Ubi Maior - Card 34

Ubi Maior Rome Card Saracens, Ubi Maior – Card 34, Rome Guides


In the 8th Century, having completed the conquest of the African territories belonging to the Romans, the Saracens focused on two targets: Spain, the western gateway to Europe, and Constantinople, the symbol of imperial power. Throughout the 9th Century, the raids of the Saracen fleets continued to terrorize the coasts of Europe, and in particular those of Italy.

In 845, the Saracen fleet conquered the castle of Miseno, assaulting the bay where centuries before the Roman fleet was moored: it was a base of enormous strategic importance, since from there it was possible to organize fast raids towards all the Tyrrhenian coast. The idea was to conquer Rome: in the 9th Century, the city was far from the imperial splendor, with a population of less than 30,000 inhabitants and few citizen militia. Nevertheless, the prestige of Rome was still quite alive in the Arab world.

The Saracens arrived from the mouth of the Tiber with 73 ships and 11,000 men, and on August 23th 846 they easily conquered the fortifications of Ostia.

Although they were not able to penetrate the Aurelian Walls, built to resist large armies equipped with artillery, the Saracens attacked the two Basilicas of St. Peter and St. Paul, sacking them and stealing all their treasures.
Not satisfied, after this vilification, the Saracens marched along the Appian Way and reached Fondi, sacking the town and massacring its inhabitants, and then headed for the Monastery of Cassino, well known for its treasures. In 847, however, during the siege of Gaeta, the Saracens were surprised by a storm, and their fleet was swept away.

Pope Leo IV, mindful of the raid of 846, decided to restore the Aurelian Walls and the city gates; he also started the construction of the Leonine Walls, a horseshoe-shaped wall that, starting from the St. Angel’s Castle, was to protect the St. Peter’s Basilica. He also built two towers at the harbor of Ostia, united by a large chain, to prevent the Saracen ships could again go up the Tiber.

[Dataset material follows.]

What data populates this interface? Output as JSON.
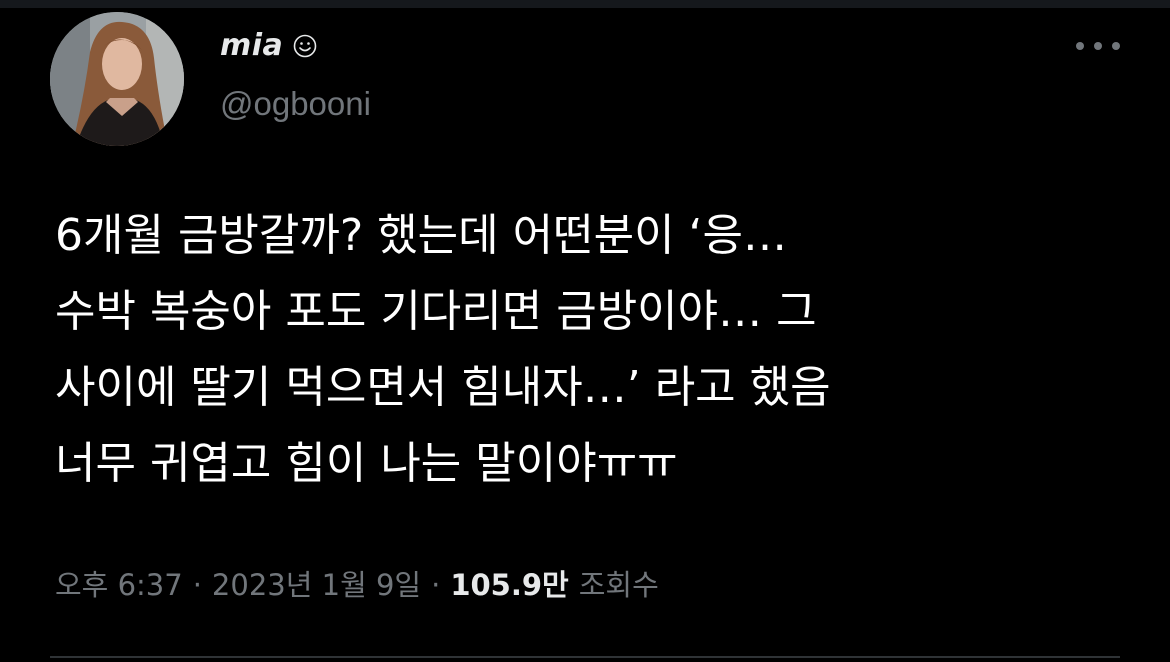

The precautions wanted by the Pope were justified in 849, when rumors reached Rome that a large Saracen fleet would soon be arrived. This time a large fleet was formed in collaboration with the Duchy of Naples; the Pope, at the head of the Roman militia, personally led them to join the Neapolitan ones, celebrating mass and imparting his blessing.
The battle between the Christian fleet and the Saracen fleet went on for several hours, but the outcome remained uncertain until the sky turned black and the south-westerly wind began to blow stronger and stronger. The Saracen fleet, composed of lighter hulls, was entirely destroyed, while the soldiers drowned or were taken prisoner. Most of them were put to hard labor at the Leonine Walls, which were completed in 852.